Jonathan Stokes wrote: This is frivolous, but I can't let the only replies be trivially negative. (1) Who uses System.out.println() in production code anyway? It's just an example. (2) Non-blocking I/O is new TO JAVA, it's not new, but rather 'old.' I'd frankly rather *not* worry about deadlocks, I/O Performance, Thread starvation, etc., but it is often necessary to code using lower levels of abstraction for the sake of scalability. Thanks for the nice example, Mr. Jennings. I especially appreciate your article's brevity.

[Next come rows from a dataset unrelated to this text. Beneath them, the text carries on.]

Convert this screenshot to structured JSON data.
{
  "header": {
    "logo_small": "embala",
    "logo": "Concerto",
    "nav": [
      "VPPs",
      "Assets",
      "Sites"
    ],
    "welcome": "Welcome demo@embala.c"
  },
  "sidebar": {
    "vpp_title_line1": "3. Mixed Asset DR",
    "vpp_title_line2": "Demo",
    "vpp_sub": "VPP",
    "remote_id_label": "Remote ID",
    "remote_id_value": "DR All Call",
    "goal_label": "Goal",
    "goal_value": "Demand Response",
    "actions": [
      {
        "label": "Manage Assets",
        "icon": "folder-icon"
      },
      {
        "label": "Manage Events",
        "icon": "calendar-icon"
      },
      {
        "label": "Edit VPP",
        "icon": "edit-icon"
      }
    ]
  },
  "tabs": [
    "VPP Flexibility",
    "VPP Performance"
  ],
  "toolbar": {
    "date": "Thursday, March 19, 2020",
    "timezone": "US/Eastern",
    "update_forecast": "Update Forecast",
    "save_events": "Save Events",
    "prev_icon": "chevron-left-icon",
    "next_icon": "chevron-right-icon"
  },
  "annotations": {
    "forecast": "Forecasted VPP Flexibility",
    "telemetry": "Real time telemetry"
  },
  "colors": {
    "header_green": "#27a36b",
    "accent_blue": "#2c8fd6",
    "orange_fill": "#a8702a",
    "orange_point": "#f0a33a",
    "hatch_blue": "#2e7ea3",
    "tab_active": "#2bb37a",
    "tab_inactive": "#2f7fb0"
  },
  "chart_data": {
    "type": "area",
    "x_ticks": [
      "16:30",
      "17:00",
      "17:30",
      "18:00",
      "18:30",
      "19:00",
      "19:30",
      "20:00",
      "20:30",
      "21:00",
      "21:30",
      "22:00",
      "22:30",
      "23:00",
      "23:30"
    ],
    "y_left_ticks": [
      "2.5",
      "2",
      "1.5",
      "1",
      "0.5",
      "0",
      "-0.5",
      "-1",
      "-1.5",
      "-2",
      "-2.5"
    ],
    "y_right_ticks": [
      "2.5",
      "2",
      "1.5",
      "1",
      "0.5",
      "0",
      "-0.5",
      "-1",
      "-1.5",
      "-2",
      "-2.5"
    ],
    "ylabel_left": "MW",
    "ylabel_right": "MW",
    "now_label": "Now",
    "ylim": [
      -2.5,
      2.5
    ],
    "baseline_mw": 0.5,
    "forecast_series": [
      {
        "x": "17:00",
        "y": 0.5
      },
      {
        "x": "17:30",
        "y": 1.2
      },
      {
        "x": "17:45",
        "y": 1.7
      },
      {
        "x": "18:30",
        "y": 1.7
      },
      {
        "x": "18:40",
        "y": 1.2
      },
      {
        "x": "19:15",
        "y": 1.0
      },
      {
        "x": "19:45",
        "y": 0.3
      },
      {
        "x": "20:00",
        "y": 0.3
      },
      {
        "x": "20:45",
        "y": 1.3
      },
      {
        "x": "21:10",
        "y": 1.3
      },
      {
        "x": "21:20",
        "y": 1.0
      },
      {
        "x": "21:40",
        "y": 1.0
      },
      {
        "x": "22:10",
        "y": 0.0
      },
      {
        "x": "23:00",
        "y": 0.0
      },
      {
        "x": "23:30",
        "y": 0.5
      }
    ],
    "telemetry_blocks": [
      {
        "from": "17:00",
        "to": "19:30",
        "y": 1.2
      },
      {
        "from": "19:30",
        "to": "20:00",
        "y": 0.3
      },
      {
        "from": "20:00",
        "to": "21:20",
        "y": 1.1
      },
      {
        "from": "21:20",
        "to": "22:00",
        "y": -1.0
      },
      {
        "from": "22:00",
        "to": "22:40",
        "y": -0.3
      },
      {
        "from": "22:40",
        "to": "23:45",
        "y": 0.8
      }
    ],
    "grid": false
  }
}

rob wrote: Yeah your right most developers don't know jack about NIO, that's because IT IS NEW!!!! They can't spend all their time reading APIs and reworking code that already works just because a new method has been introduced. If you want people to look at your suggestions, I would suggest that phrases like "without knowing a jack" be ommited. Most developers are hardworking and have lives outside of Java Programming!
Tor I. Wilhelmsen wrote: In this day and age I had hoped to avoid ever seeing an abomination like System.out.println(""+e); What is wrong with the far more efficient System.out.println(e.toString()); ?
LK wrote: Being able to service multiple sockets with a single thread rocks. But to fully appreciate it you need to code a simple server and then scale it. Then the method used to log errors will seem properly trivial (although there have been recent advances in logging as well). But really you have to catch on fire once to fully appreciate this fire hose.
Kenneth wrote: What's wrong with : e.printStackTrace(System.out);
Latest Cloud Developer Stories
"MobiDev is a Ukraine-based software development company. We do mobile development, and we're specialists in that. But we do full stack software development for entrepreneurs, for emerging companies, and for enterprise ventures," explained Alan Winters, U.S. Head of Business Deve...
As Cybric's Chief Technology Officer, Mike D. Kail is responsible for the strategic vision and technical direction of the platform. Prior to founding Cybric, Mike was Yahoo's CIO and SVP of Infrastructure, where he led the IT and Data Center functions for the company. He has more...
Cloud computing delivers on-demand resources that provide businesses with flexibility and cost-savings. The challenge in moving workloads to the cloud has been the cost and complexity of ensuring the initial and ongoing security and regulatory (PCI, HIPAA, FFIEC) compliance acros...
Enterprises have taken advantage of IoT to achieve important revenue and cost advantages. What is less apparent is how incumbent enterprises operating at scale have, following success with IoT, built analytic, operations management and software development capabilities - ranging ...
While some developers care passionately about how data centers and clouds are architected, for most, it is only the end result that matters. To the majority of companies, technology exists to solve a business problem, and only delivers value when it is solving that problem. 2017 ...
Subscribe to the World's Most Powerful Newsletters
Subscribe to Our Rss Feeds & Get Your SYS-CON News Live!
Click to Add our RSS Feeds to the Service of Your Choice:
Google Reader or Homepage Add to My Yahoo! Subscribe with Bloglines Subscribe in NewsGator Online
myFeedster Add to My AOL Subscribe in Rojo Add 'Hugg' to Newsburst from CNET News.com Kinja Digest View Additional SYS-CON Feeds
Publish Your Article! Please send it to editorial(at)sys-con.com!

Advertise on this site! Contact advertising(at)sys-con.com! 201 802-3021



SYS-CON Featured Whitepapers
ADS BY GOOGLE